How is laissez-faire Capitalism killing America? In one respect, you could label Roberts a somewhat politically incorrect jingoist: He is fervently pro-American. After all, his central thesis is that America MUST stop outsourcing its jobs.
The author shows why David Ricardo’s theory of free trade no longer applies. In the 18th century, free trade was mutually beneficial to trading partners. Today, this is absolutely no longer so. Yet the government, Wall Street and the overwhelming majority of academic economists conspire and continue to defend free trade and globalism.
Roberts provides an elaborate - and, to me, barely understandable - explanation of the great financial crisis of 2007-8. He demonstrates the utter interpenetration and complicity of Wall Street (Goldman Sachs) and the Federal Government to this very day. Larry Summers is likely to be Obama’s selection to replace Ben Bernanke. The fox guarding the chicken coop!
1. Outsourcing American jobs is bad because in the end, ALL outsourceable jobs leave, including the high-end, high-tech jobs. It is NOT true that America’s “new economy” - “brain jobs” - will take care of unemployment: Brain jobs are also being exported, including those in research and development. In order for a country to perform meaningful R&D, it must produce the industrial goods which it sells to its own people AT HOME. If you export your industrial production, you export just about everything, including the science, technology, research and development that go with it.
Only low-tech, low-pay, non-exportable service jobs remain. Your barber, your dentist and your local restaurant will still be here.
2. Not only is outsourcing a debacle for America. So is the “insourcing” of cheap high-tech labor from places like India, under programs such as the H-1B work visa program. The excuse for these programs is that American universities do not produce enough engineers and computer scientists. But this is a myth: The reason for importing such people from overseas is that they can be paid half as much as American engineers. Meanwhile, thousands of American engineering graduates drive taxis, are restaurant waiters, or are unemployed. It is no longer true that a B.S. guarantees a good job.
Roberts goes so far as to utter the taboo “P” word: American industry and American jobs need protection - dare we mention “tariffs”?
But is laissez-faire Capitalism good for the rest of the world? Is Roberts a nationalist who doesn’t care about economic development in China and in the rest of the emerging markets? Is he selfishly opposed to the global redistribution of wealth from the rich West to the developing world?
That’s not what globalism and laissez-faire capitalism are accomplishing. The only beneficiaries of the current world system are the 1%. The CEOs and the shareholders of the Fortune 500. People who make 500 times what employees earn.
The victims are the American working class AND the workers of the rest of the world.
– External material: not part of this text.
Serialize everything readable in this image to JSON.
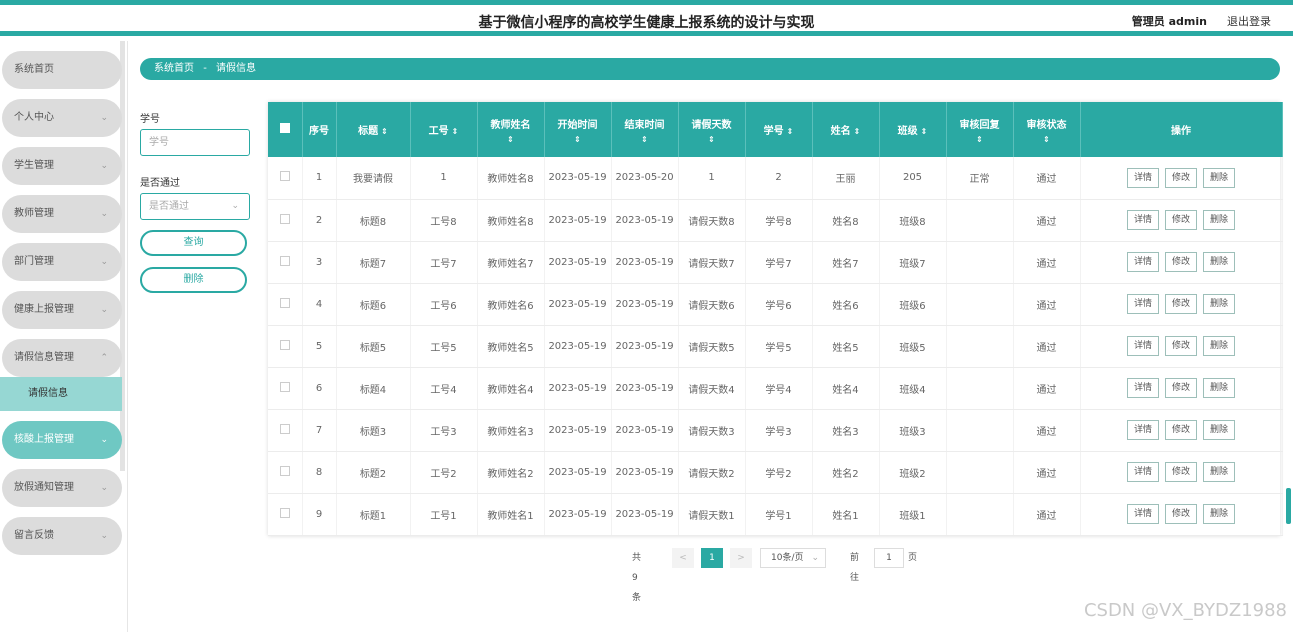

The US has the world’s third worst distribution of wealth, and the developing world’s labor force works for slave wages. Many Third World economies become “monocultures” - forced to grow or mine single exportable products.
On a planetary level, a perpetually growing economy is not sustainable. We still operate on the basis of an “Empty World” economic system. Businesses ignore the external costs of production, including the depletion and the destruction of the environment. We must switch to a “Full World,” steady-state economic model.
Europe is on the wrong road as well: its answer to the spreading debt crisis which began in Greece is to undermine sovereignty and democracy. The banks misbehaved, and for some reason the people must suffer austerity.
Conclusion: It doesn’t matter what political label one attaches to Paul Craig Roberts. To me, his book seems profoundly true. It articulates concerns which I have had for over thirty years. Call him Cassandra, Jeremiah or any other doomsday prophet. The evidence supporting him is all around us, and growing day by day. leave comment here
Sunday, August 25, 2013
by Tom Kando